Former president Peter Mutharika’s lawyers have queried the manner in which Anti-Corruption Bureau (ACB) officials are handling the Democratic Progressive Party leader’s scheduled interrogation, wondering why ACB officials are refusing to divulge information and grant him ample time for preparations.
Tuesday, ACB spokesperson Egrita Ndala indicated, in a statement, that the interview with Mutharika, which was scheduled for Wednesday through to Tuesday, July 27, had been shifted to next week to give the former president’s lawyers enough time to prepare for the interrogation.
She added that the interview would be conducted virtually to observe Covid preventative measures and regulations.

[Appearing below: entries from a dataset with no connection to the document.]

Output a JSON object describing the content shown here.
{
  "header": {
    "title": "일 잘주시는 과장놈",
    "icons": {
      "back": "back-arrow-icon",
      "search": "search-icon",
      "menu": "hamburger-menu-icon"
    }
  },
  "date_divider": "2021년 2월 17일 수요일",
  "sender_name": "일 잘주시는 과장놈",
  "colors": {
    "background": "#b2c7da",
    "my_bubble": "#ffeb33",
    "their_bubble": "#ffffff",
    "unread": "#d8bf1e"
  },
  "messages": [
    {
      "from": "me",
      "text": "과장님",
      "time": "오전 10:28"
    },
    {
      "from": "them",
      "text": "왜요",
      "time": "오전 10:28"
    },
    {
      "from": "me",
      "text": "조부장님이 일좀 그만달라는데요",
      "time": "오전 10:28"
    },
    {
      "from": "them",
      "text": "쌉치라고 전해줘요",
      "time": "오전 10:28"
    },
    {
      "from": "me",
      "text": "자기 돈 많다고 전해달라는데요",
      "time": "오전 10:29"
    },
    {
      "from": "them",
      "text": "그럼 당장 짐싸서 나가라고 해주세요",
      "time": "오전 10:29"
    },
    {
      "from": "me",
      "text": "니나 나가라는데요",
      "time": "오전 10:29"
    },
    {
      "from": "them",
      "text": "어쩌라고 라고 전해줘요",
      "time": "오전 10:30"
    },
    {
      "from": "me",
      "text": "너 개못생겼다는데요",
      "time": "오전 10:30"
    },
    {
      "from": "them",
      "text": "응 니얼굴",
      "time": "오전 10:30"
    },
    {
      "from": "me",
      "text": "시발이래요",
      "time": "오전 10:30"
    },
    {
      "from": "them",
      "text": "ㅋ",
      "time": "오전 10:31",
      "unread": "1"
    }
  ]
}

The ACB is expected to interview Mutharika to establish if he were involved in the alleged importation of cement from Zambia using his Tax Payer Identification Number (TPIN) when he was Head of State.
It is alleged that cement worth K5 billion was imported into the country, duty-free, using Mutharika’s TPIN.

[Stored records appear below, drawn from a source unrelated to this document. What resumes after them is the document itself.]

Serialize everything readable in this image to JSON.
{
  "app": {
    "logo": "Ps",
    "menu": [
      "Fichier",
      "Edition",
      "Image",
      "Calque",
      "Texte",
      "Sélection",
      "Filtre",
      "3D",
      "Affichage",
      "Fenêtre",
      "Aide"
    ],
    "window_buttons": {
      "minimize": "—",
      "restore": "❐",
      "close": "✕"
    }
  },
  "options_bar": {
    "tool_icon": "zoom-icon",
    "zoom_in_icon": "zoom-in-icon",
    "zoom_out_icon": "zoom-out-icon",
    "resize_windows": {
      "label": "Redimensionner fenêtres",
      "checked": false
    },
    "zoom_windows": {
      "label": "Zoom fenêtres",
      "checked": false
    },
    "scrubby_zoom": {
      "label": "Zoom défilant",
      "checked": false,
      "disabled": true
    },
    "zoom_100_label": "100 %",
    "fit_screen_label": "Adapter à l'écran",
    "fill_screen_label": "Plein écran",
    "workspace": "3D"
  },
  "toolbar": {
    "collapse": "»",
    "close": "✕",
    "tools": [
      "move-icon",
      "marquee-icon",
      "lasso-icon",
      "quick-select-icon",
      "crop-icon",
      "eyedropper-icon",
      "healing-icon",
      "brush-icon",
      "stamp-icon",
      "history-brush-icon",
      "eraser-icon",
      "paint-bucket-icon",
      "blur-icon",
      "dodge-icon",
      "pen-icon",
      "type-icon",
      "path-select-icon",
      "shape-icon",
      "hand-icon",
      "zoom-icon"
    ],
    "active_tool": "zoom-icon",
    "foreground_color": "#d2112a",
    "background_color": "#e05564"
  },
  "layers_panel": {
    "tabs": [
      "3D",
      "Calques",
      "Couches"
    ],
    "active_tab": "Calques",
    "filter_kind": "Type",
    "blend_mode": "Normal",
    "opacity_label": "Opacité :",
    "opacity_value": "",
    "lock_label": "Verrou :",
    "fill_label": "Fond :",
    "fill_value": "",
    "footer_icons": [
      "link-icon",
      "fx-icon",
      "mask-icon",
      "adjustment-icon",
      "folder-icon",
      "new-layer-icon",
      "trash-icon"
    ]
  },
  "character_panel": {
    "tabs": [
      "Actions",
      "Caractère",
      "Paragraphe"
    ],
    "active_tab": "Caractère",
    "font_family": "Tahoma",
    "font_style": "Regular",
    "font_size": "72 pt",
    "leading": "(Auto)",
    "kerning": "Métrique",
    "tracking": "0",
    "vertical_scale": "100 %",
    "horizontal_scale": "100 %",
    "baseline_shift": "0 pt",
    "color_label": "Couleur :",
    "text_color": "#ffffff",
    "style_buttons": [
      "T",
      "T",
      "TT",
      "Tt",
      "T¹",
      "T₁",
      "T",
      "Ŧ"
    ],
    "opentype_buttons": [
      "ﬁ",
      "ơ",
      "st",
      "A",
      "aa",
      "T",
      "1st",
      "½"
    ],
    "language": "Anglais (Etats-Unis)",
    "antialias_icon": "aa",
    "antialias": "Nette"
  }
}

However, Mutharika’s lead lawyer Samuel Tembenu, in an interview with The Daily Times, expressed displeasure with the way the ACB was handling the matter.
Tembenu said Mutharika believes that the seven-day period he had been given was not enough considering that the interrogation would be based on events that happened within six months, such that giving them inadequate time to prepare is an injustice.
“We asked the ACB to provide us with some information relating to the matter so that we can easily prepare, but they did not provide the information. So, we have no choice but to go by their demands.
“Meanwhile, we are preparing for the interview and we will see how much progress we will make before determining our position,” Tembenu said.
When we sought Ndala’s views on the issue, she could not give reasons for ACB’s position.
However, sources privy to the issue said Mutharika’s lawyers wanted the bureau to give them 21 days, but their request was not taken into consideration.
When the matter first came to light, the ACB arrested several people including former deputy commissioner general of Malawi Revenue Authority Rosa Mbilizi, former State House chief of staff Peter Mukhitho and businessman Shafer Ahmed Chunara.
But, at press conferences he has held since being voted out of office on June 23 last year, Mutharika has been denying his involvement in the issue.
As part of their benefits, Malawi’s presidents are allowed to import some items for personal use without paying duty.